Ongoing assessment of the Public Policy Initiative covers several areas. The students provided feedback via individual interviews, group video interviews conducted by Georgetown's Center for New Designs in Learning and Scholarship (CNDLS), focus groups, and a survey by WestED. The survey had a 25% response rate. Through the interviews and survey students expressed motivations of contributing work toward a useful public good and having a global audience for that work. The research also assessed the quality of work that students contributed to Wikipedia.

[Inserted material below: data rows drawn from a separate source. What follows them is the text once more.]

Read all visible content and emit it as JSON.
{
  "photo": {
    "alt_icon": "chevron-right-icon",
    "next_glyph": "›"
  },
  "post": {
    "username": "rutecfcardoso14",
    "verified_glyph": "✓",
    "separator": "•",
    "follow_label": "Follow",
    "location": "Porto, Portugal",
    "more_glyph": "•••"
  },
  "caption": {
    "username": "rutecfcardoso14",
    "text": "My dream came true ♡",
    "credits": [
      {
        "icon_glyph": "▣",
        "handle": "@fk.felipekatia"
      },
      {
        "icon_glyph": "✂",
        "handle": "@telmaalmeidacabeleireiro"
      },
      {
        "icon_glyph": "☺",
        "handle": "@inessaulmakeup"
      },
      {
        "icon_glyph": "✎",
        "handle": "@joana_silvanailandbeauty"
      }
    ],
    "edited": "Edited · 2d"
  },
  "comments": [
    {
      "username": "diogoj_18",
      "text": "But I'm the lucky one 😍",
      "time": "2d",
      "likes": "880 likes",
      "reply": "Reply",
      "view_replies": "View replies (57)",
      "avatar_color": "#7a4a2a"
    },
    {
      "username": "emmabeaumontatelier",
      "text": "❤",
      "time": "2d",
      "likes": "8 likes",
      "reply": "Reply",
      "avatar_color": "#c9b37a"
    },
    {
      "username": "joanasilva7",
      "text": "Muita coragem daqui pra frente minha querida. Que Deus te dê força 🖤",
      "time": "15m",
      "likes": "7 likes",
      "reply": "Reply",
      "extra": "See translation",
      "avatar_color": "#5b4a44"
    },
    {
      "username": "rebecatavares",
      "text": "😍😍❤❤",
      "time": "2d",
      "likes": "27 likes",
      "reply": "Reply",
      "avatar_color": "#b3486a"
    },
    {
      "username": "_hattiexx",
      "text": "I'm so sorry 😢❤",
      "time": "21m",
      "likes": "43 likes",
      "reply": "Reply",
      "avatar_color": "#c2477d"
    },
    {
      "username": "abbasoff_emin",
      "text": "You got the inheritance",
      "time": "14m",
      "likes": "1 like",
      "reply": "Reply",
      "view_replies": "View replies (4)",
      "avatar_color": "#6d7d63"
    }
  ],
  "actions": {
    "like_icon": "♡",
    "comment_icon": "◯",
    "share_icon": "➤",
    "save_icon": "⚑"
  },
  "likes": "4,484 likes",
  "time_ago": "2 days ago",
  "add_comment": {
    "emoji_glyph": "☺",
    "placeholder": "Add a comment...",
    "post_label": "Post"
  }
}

At the start of the Public Policy Initiative, foundation staff worked with Wikipedia community members to develop a quantitative article quality metric. This metric assigns weights and values to Wikipedia policies regarding article quality; the assessor applies the metric and generates a numeric quality score which is translatable to the Wikipedia 1.0 rating system (Featured Article, Good Article, A, B, C, Start, and Stub ratings). (Only 0.1% of rated articles in Wikipedia earned a Featured Article status.) Research through the initiative made a scientific comparison of public policy expert scores and Wikipedian scores. Using a linear regression model (Total score = A + Wikipedia Expert + article + error), Wikipedians on average scored article quality 4 points lower than public policy experts with a p-value much less than 0.01 and an R^2 value of .67 measuring model fit.

The assessment team is made up of both policy experts and experienced Wikipedians. The policy experts all have graduate degrees in public policy or public affairs; they are graduates of universities including: Berkeley, Boise, Brandeis, Georgetown, Pennsylvania, Pepperdine, Sacramento, and Syracuse. We have policy experts who have worked in policy for over 30 years, emeritus professors of public policy, several recent graduates, and some currently active in the public policy field. Policy experts were recruited through alumni email lists of many universities. Wikipedians were recruited through direct invitation on their user talk pages and were selected for quality assessment experience, a non-confrontational style, and interest in public policy topics. In the fall there were six policy experts and fifteen Wikipedian assessors (1:2.5, PE:WP). This spring there were twenty-five policy experts and eleven Wikipedians (2.3:1, PE:WP). Over the course of both terms there have been a total of twenty-eight policy experts and seventeen Wikipedians on the assessment team.

The assessment team performed multiple assessments on a randomly selected set of articles from each term. In most cases, three individual Wikipedians and three individual public policy experts assessed each article. For clarity I will call the group of Wikipedian and expert assessments a review. For pre-existing articles, article reviews were performed on one version of the article before the student work and then another version after the student work. For the new articles that students created, the articles only received one review which was conducted after the student contributions.

  • Over the course of the project a total of 140 articles were randomly selected from the WikiProject United States Public Policy Course tab and assessed. 84 were pre-existing and 56 were new.
  • There was 64% increase in all articles, the average score went up 5.8 points (9.0 before, 14.8 after)
  • There was a 50% increase in pre-existing articles. The average score went up 4.8 points (9.7 before, 14.5 after)
  • New articles had an average score of 15.4 which translates to an average B rating in the Wikipedia scale.
  • Over the course of two university terms, approximately 800 students participating in the Initiative contributed over 8.8 million bytes to the Wikipedia namespace.

This is preliminary data, and there may be errors or omissions. There are not likely to be any substantial changes, but there will likely be some minor differences when these results are submitted to journals for publication.